-- Data excerpts follows --
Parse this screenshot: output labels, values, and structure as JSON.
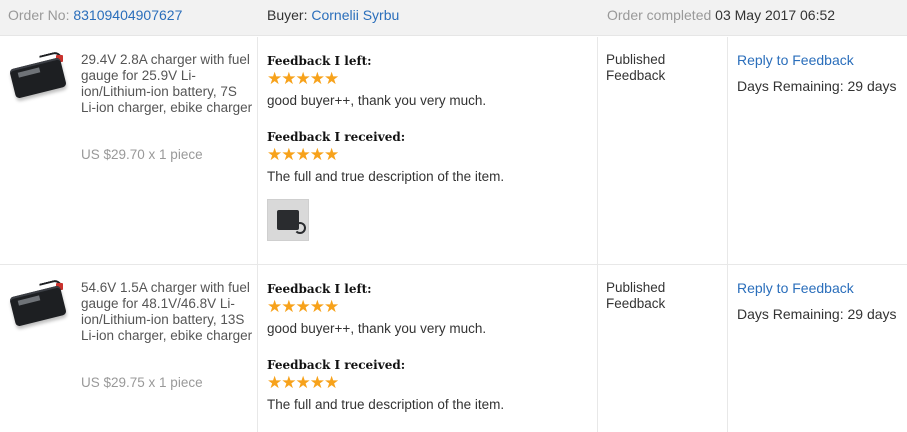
{
  "header": {
    "order_no_label": "Order No:",
    "order_no": "83109404907627",
    "buyer_label": "Buyer:",
    "buyer_name": "Cornelii Syrbu",
    "status_label": "Order completed",
    "status_date": "03 May 2017 06:52"
  },
  "items": [
    {
      "title": "29.4V 2.8A charger with fuel gauge for 25.9V Li-ion/Lithium-ion battery, 7S Li-ion charger, ebike charger",
      "price": "US $29.70 x 1 piece",
      "feedback_left_label": "Feedback I left:",
      "feedback_left_stars": 5,
      "feedback_left_text": "good buyer++, thank you very much.",
      "feedback_received_label": "Feedback I received:",
      "feedback_received_stars": 5,
      "feedback_received_text": "The full and true description of the item.",
      "status": "Published Feedback",
      "reply_label": "Reply to Feedback",
      "days_remaining": "Days Remaining: 29 days"
    },
    {
      "title": "54.6V 1.5A charger with fuel gauge for 48.1V/46.8V Li-ion/Lithium-ion battery, 13S Li-ion charger, ebike charger",
      "price": "US $29.75 x 1 piece",
      "feedback_left_label": "Feedback I left:",
      "feedback_left_stars": 5,
      "feedback_left_text": "good buyer++, thank you very much.",
      "feedback_received_label": "Feedback I received:",
      "feedback_received_stars": 5,
      "feedback_received_text": "The full and true description of the item.",
      "status": "Published Feedback",
      "reply_label": "Reply to Feedback",
      "days_remaining": "Days Remaining: 29 days"
    }
  ],
  "icons": {
    "star": "star-icon",
    "product_thumbnail": "charger-icon",
    "feedback_photo": "photo-thumbnail-icon"
  },
  "colors": {
    "link": "#2a6ebb",
    "star": "#f7a21b",
    "header_bg": "#f2f2f2",
    "muted": "#999999"
  }
}
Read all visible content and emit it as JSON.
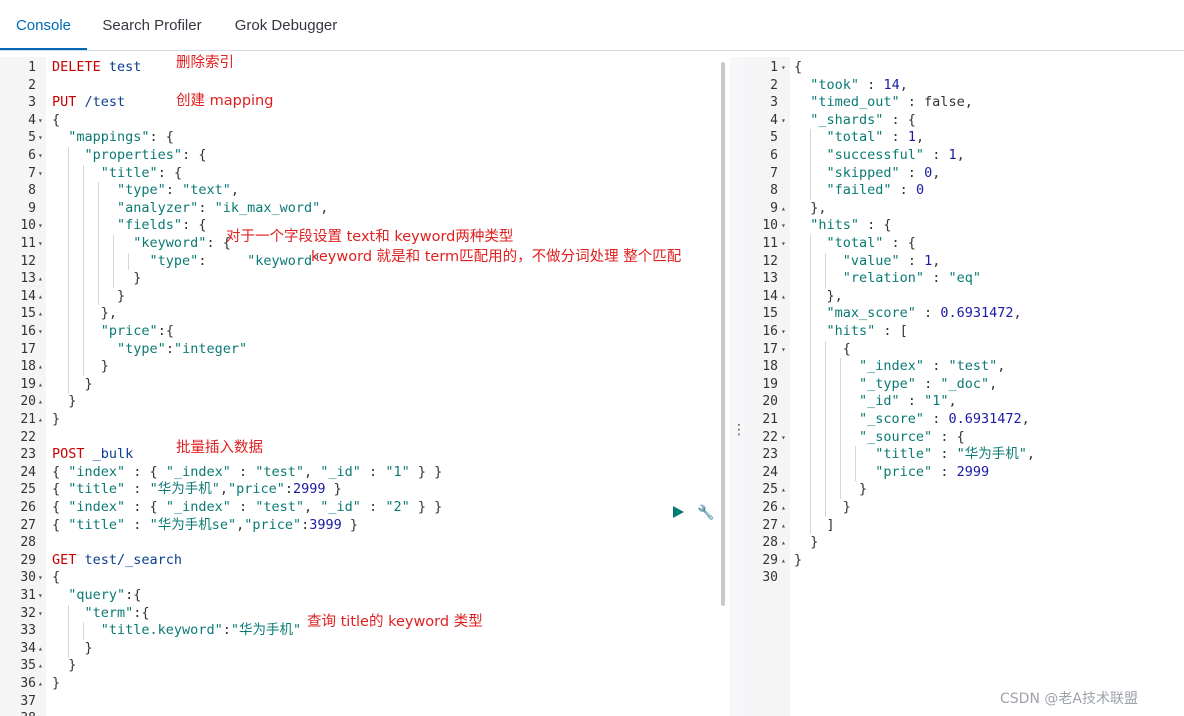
{
  "tabs": [
    {
      "label": "Console",
      "active": true
    },
    {
      "label": "Search Profiler",
      "active": false
    },
    {
      "label": "Grok Debugger",
      "active": false
    }
  ],
  "request_lines": [
    {
      "n": "1",
      "fold": "",
      "text": "DELETE test"
    },
    {
      "n": "2",
      "fold": "",
      "text": ""
    },
    {
      "n": "3",
      "fold": "",
      "text": "PUT /test"
    },
    {
      "n": "4",
      "fold": "▾",
      "text": "{"
    },
    {
      "n": "5",
      "fold": "▾",
      "text": "  \"mappings\": {"
    },
    {
      "n": "6",
      "fold": "▾",
      "text": "    \"properties\": {"
    },
    {
      "n": "7",
      "fold": "▾",
      "text": "      \"title\": {"
    },
    {
      "n": "8",
      "fold": "",
      "text": "        \"type\": \"text\","
    },
    {
      "n": "9",
      "fold": "",
      "text": "        \"analyzer\": \"ik_max_word\","
    },
    {
      "n": "10",
      "fold": "▾",
      "text": "        \"fields\": {"
    },
    {
      "n": "11",
      "fold": "▾",
      "text": "          \"keyword\": {"
    },
    {
      "n": "12",
      "fold": "",
      "text": "            \"type\":     \"keyword\""
    },
    {
      "n": "13",
      "fold": "▴",
      "text": "          }"
    },
    {
      "n": "14",
      "fold": "▴",
      "text": "        }"
    },
    {
      "n": "15",
      "fold": "▴",
      "text": "      },"
    },
    {
      "n": "16",
      "fold": "▾",
      "text": "      \"price\":{"
    },
    {
      "n": "17",
      "fold": "",
      "text": "        \"type\":\"integer\""
    },
    {
      "n": "18",
      "fold": "▴",
      "text": "      }"
    },
    {
      "n": "19",
      "fold": "▴",
      "text": "    }"
    },
    {
      "n": "20",
      "fold": "▴",
      "text": "  }"
    },
    {
      "n": "21",
      "fold": "▴",
      "text": "}"
    },
    {
      "n": "22",
      "fold": "",
      "text": ""
    },
    {
      "n": "23",
      "fold": "",
      "text": "POST _bulk"
    },
    {
      "n": "24",
      "fold": "",
      "text": "{ \"index\" : { \"_index\" : \"test\", \"_id\" : \"1\" } }"
    },
    {
      "n": "25",
      "fold": "",
      "text": "{ \"title\" : \"华为手机\",\"price\":2999 }"
    },
    {
      "n": "26",
      "fold": "",
      "text": "{ \"index\" : { \"_index\" : \"test\", \"_id\" : \"2\" } }"
    },
    {
      "n": "27",
      "fold": "",
      "text": "{ \"title\" : \"华为手机se\",\"price\":3999 }"
    },
    {
      "n": "28",
      "fold": "",
      "text": ""
    },
    {
      "n": "29",
      "fold": "",
      "text": "GET test/_search"
    },
    {
      "n": "30",
      "fold": "▾",
      "text": "{"
    },
    {
      "n": "31",
      "fold": "▾",
      "text": "  \"query\":{"
    },
    {
      "n": "32",
      "fold": "▾",
      "text": "    \"term\":{"
    },
    {
      "n": "33",
      "fold": "",
      "text": "      \"title.keyword\":\"华为手机\""
    },
    {
      "n": "34",
      "fold": "▴",
      "text": "    }"
    },
    {
      "n": "35",
      "fold": "▴",
      "text": "  }"
    },
    {
      "n": "36",
      "fold": "▴",
      "text": "}"
    },
    {
      "n": "37",
      "fold": "",
      "text": ""
    },
    {
      "n": "38",
      "fold": "",
      "text": ""
    }
  ],
  "annotations": {
    "delete": "删除索引",
    "create": "创建 mapping",
    "keyword_note": "对于一个字段设置 text和 keyword两种类型",
    "keyword_desc": "keyword 就是和 term匹配用的，不做分词处理 整个匹配",
    "bulk": "批量插入数据",
    "query": "查询 title的 keyword 类型"
  },
  "response_lines": [
    {
      "n": "1",
      "fold": "▾",
      "text": "{"
    },
    {
      "n": "2",
      "fold": "",
      "text": "  \"took\" : 14,"
    },
    {
      "n": "3",
      "fold": "",
      "text": "  \"timed_out\" : false,"
    },
    {
      "n": "4",
      "fold": "▾",
      "text": "  \"_shards\" : {"
    },
    {
      "n": "5",
      "fold": "",
      "text": "    \"total\" : 1,"
    },
    {
      "n": "6",
      "fold": "",
      "text": "    \"successful\" : 1,"
    },
    {
      "n": "7",
      "fold": "",
      "text": "    \"skipped\" : 0,"
    },
    {
      "n": "8",
      "fold": "",
      "text": "    \"failed\" : 0"
    },
    {
      "n": "9",
      "fold": "▴",
      "text": "  },"
    },
    {
      "n": "10",
      "fold": "▾",
      "text": "  \"hits\" : {"
    },
    {
      "n": "11",
      "fold": "▾",
      "text": "    \"total\" : {"
    },
    {
      "n": "12",
      "fold": "",
      "text": "      \"value\" : 1,"
    },
    {
      "n": "13",
      "fold": "",
      "text": "      \"relation\" : \"eq\""
    },
    {
      "n": "14",
      "fold": "▴",
      "text": "    },"
    },
    {
      "n": "15",
      "fold": "",
      "text": "    \"max_score\" : 0.6931472,"
    },
    {
      "n": "16",
      "fold": "▾",
      "text": "    \"hits\" : ["
    },
    {
      "n": "17",
      "fold": "▾",
      "text": "      {"
    },
    {
      "n": "18",
      "fold": "",
      "text": "        \"_index\" : \"test\","
    },
    {
      "n": "19",
      "fold": "",
      "text": "        \"_type\" : \"_doc\","
    },
    {
      "n": "20",
      "fold": "",
      "text": "        \"_id\" : \"1\","
    },
    {
      "n": "21",
      "fold": "",
      "text": "        \"_score\" : 0.6931472,"
    },
    {
      "n": "22",
      "fold": "▾",
      "text": "        \"_source\" : {"
    },
    {
      "n": "23",
      "fold": "",
      "text": "          \"title\" : \"华为手机\","
    },
    {
      "n": "24",
      "fold": "",
      "text": "          \"price\" : 2999"
    },
    {
      "n": "25",
      "fold": "▴",
      "text": "        }"
    },
    {
      "n": "26",
      "fold": "▴",
      "text": "      }"
    },
    {
      "n": "27",
      "fold": "▴",
      "text": "    ]"
    },
    {
      "n": "28",
      "fold": "▴",
      "text": "  }"
    },
    {
      "n": "29",
      "fold": "▴",
      "text": "}"
    },
    {
      "n": "30",
      "fold": "",
      "text": ""
    }
  ],
  "divider_icon": "drag-handle-icon",
  "run_icon": "play-icon",
  "wrench_icon": "wrench-icon",
  "watermark": "CSDN @老A技术联盟",
  "colors": {
    "accent": "#006bb4",
    "annotation": "#e02020",
    "method": "#c80000",
    "string": "#0b7a75"
  }
}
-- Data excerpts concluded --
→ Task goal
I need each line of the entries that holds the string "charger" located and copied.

→ Your response
      "title": "29.4V 2.8A charger with fuel gauge for 25.9V Li-ion/Lithium-ion battery, 7S Li-ion charger, ebike charger",
      "title": "54.6V 1.5A charger with fuel gauge for 48.1V/46.8V Li-ion/Lithium-ion battery, 13S Li-ion charger, ebike charger",
    "product_thumbnail": "charger-icon",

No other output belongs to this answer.